RECORDS FOR THE TASK »
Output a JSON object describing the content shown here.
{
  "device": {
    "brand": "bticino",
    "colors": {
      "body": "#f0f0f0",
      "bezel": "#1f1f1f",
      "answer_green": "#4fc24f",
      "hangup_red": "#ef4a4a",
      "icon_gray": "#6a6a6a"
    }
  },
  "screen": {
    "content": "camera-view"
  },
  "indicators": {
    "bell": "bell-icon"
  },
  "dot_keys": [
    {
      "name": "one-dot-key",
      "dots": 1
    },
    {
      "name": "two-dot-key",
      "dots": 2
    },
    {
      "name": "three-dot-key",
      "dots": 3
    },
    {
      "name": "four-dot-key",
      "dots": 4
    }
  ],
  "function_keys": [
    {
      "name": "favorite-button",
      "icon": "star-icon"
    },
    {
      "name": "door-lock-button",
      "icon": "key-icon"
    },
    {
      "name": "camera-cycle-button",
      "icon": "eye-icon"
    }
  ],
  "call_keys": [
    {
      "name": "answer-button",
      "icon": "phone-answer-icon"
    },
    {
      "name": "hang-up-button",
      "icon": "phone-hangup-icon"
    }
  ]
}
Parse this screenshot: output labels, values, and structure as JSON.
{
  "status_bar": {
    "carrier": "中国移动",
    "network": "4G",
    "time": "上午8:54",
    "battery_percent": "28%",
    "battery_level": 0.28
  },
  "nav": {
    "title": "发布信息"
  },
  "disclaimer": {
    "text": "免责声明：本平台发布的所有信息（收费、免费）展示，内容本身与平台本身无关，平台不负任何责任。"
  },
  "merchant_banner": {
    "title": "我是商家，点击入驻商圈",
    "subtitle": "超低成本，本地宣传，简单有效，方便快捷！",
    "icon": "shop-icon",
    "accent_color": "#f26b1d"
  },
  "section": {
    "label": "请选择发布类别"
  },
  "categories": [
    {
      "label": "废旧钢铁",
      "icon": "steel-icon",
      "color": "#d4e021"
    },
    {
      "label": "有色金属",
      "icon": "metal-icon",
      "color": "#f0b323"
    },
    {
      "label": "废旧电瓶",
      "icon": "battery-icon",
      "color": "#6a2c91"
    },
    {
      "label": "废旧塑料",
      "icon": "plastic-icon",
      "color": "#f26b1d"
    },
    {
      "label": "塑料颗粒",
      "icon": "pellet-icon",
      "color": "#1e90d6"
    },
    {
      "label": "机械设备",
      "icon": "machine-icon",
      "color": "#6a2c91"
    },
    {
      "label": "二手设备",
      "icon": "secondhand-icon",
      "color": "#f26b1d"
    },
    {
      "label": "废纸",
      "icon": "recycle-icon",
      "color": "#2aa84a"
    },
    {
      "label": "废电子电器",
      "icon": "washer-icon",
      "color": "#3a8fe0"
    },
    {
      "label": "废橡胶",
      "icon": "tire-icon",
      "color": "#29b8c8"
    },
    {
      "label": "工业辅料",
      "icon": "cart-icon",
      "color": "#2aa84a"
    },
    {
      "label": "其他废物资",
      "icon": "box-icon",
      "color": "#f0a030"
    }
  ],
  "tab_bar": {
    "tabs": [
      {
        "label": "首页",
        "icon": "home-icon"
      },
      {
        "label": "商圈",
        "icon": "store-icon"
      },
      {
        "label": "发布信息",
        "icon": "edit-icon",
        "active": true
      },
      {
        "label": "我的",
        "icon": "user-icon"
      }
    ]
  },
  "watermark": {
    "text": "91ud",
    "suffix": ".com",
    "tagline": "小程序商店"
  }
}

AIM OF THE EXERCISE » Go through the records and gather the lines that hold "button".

ANSWER BOX »
      "name": "favorite-button",
      "name": "door-lock-button",
      "name": "camera-cycle-button",
      "name": "answer-button",
      "name": "hang-up-button",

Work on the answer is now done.